→ **WORK INSTRUCTION**: A single number is the required answer: the count of lines in the listing below that hold the string "accent".

→ **SUPPLIED MATERIAL**:

'''

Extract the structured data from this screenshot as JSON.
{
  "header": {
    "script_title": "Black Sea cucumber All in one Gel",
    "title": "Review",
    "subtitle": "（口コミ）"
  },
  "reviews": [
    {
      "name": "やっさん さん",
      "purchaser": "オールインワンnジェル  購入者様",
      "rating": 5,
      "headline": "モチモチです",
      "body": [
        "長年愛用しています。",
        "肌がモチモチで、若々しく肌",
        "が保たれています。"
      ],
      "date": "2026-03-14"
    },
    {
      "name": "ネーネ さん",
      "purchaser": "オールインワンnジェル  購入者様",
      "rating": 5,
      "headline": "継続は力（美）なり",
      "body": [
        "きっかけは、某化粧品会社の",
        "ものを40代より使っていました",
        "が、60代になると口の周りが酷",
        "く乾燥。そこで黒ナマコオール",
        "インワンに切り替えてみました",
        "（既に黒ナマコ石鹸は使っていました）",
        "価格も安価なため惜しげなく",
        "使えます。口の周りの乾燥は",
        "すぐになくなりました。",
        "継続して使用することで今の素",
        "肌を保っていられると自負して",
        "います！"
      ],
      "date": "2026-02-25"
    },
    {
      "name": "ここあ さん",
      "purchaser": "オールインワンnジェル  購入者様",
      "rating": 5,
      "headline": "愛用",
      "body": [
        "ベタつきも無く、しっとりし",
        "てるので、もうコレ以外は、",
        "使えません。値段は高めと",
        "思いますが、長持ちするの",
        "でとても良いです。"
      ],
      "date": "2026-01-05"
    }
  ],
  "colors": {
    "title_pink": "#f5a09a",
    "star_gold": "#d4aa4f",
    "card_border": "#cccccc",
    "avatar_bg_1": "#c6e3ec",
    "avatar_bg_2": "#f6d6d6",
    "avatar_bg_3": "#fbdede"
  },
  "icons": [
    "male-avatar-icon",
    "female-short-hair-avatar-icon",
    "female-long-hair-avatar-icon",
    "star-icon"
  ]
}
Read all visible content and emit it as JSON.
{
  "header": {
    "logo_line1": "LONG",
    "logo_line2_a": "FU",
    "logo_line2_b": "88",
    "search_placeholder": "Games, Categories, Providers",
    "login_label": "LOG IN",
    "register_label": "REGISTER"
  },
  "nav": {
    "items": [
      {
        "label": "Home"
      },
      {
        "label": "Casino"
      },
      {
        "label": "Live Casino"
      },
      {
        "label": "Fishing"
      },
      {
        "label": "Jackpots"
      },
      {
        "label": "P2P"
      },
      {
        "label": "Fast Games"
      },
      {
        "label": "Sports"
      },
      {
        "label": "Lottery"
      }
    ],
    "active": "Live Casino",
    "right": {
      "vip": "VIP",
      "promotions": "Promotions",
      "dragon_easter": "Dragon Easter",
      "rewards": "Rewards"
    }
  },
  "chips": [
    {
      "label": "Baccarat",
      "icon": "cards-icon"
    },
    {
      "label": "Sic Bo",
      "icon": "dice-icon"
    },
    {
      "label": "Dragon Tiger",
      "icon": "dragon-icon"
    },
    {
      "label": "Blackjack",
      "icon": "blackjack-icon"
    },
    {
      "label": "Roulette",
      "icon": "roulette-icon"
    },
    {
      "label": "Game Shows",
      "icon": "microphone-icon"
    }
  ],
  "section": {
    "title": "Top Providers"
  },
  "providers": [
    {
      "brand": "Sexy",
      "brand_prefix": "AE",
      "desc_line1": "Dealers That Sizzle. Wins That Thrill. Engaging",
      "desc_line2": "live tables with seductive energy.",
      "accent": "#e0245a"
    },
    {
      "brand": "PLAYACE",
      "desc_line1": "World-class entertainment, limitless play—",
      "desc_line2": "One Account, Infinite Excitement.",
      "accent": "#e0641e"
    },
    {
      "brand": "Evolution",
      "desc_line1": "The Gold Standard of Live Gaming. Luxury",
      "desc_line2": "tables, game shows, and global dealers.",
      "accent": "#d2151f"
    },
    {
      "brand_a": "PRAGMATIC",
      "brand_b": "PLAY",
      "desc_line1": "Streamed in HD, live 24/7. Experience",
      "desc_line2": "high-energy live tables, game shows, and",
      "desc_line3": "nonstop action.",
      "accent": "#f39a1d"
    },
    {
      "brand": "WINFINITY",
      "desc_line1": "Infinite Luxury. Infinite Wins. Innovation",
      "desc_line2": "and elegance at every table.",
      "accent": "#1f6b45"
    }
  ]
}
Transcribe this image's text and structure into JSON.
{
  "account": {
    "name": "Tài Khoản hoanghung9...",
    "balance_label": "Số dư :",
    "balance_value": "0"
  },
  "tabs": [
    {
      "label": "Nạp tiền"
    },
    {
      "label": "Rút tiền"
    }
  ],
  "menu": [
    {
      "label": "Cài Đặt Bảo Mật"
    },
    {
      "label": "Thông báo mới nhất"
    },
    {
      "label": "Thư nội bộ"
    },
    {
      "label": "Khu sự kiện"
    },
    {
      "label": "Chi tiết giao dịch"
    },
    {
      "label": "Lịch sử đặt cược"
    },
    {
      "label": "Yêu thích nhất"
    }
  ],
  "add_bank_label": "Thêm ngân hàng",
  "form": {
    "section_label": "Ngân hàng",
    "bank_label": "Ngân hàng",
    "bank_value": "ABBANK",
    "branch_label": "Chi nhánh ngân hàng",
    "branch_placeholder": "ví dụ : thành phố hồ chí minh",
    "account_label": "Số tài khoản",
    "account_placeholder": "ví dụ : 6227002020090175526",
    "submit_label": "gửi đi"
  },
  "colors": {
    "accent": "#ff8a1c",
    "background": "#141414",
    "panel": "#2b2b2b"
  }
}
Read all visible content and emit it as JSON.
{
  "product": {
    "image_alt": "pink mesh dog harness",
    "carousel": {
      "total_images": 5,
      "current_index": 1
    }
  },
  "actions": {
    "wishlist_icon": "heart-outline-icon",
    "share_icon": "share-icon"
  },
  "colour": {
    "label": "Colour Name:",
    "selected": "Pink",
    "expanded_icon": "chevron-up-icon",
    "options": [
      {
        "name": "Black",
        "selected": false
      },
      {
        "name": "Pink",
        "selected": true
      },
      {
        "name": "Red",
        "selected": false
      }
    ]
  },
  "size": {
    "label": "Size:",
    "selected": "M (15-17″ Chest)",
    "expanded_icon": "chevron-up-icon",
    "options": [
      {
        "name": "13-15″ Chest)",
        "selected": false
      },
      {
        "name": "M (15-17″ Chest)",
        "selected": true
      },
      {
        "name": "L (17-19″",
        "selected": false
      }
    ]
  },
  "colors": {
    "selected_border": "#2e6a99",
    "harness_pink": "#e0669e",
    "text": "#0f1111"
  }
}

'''

→ **ANSWER FOR THE TASK**: 6